Figure 2. Schematic representation of typical strategies of designing overlapping polypeptides for epitope discovery. For a protein target with 20 amino acids (for example), the synthetic peptide length (mer) and offset residue numbers will determine the overlapping residue numbers and peptide array sizes. For example, if the synthesized polypeptides are 10 mers, one would need to synthesize 6 polypeptides with 2 residue offset or 4 polypeptides with 4 residue offsets.
Epitope Mapping Service Results One monoclonal antibody (mAb) against a mouse protein (approximately 3,000 amino acids in length) was generated using a 28-mer synthesized polypeptide. The high binding affinity epitope of this mAb was investigated using the Raybiotech Peptide Array-Based Epitope Mapping Service. To map this 28-mer peptide sequence, 11 peptides (8-mer length, 2-mer offset) were synthesized and printed in triplicate on glass slides. The peptide arrays were then probed with the mAb at different dilutions (1:200, 1:400, and 1:800). The results show that Peptide #8 has significant binding activity with the mAb, indicating that the antigen epitope is located within Peptide #8 (Figure 3 and Table 1, below).
Figure 3. Peptide array images show the powerful epitope detection using RayBiotech Peptide Array-Based Epitope Mapping Service. All target peptides were printed in triplicate. Biotin-BSA and mouse IgG were printed and used as positive controls. Arrays S1, S2, and S3 were incubated with the mAb at 200, 400, and 800-fold dilutions, respectively. CTL array was incubated without the mAb. Peptide #8 is indicated with an arrow in array S1.
Table 1. Fluorescence signal of the peptide array probed with the mAb. Array signals without mAb incubation were considered to be background. Of the 11 peptides, Peptide #8 had the strongest signal, which significantly increased with an increase in the mAb antibody concentration. The normalized data is shown on left and the signal to noise (S:N) ratio is shown on the right.

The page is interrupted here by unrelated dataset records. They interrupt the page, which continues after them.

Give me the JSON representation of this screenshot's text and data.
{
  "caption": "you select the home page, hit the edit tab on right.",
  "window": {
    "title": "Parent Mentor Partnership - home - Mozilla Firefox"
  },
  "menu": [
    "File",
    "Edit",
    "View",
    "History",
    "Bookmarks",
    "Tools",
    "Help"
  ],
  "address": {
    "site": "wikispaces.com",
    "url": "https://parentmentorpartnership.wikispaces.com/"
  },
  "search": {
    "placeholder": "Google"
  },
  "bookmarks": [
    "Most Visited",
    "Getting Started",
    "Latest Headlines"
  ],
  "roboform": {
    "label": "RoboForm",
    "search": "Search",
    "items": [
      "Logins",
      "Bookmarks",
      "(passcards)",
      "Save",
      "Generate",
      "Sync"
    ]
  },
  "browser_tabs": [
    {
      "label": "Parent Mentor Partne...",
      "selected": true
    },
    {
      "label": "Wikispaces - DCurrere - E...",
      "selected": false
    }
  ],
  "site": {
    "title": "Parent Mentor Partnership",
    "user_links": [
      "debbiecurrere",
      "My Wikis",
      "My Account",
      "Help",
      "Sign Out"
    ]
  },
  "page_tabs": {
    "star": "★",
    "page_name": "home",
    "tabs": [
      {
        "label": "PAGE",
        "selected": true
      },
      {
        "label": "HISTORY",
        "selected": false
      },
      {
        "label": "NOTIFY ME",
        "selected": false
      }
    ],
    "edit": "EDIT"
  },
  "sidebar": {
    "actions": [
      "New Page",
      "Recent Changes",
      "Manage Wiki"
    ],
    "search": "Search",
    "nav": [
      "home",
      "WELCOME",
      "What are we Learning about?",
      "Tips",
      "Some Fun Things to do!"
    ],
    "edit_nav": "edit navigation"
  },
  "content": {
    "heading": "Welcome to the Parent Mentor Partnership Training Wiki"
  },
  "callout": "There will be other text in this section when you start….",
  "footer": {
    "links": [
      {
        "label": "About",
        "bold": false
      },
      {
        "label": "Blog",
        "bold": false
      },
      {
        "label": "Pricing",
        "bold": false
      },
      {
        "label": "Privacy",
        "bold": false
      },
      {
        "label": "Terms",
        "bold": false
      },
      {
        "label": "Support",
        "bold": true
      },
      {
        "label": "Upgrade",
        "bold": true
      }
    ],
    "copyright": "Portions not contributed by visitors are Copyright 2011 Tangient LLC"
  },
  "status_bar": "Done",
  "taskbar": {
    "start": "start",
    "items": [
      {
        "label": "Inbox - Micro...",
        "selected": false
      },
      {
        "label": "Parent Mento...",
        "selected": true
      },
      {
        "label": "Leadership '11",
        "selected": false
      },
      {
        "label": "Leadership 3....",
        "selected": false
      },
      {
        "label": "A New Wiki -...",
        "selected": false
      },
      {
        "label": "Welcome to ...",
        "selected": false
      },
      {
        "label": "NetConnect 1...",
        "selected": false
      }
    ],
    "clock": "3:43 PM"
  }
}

We would like to thank Dr. Clemens Duerrschmid (Baylor College of Medicine, Houston, TX) for allowing us to present this data.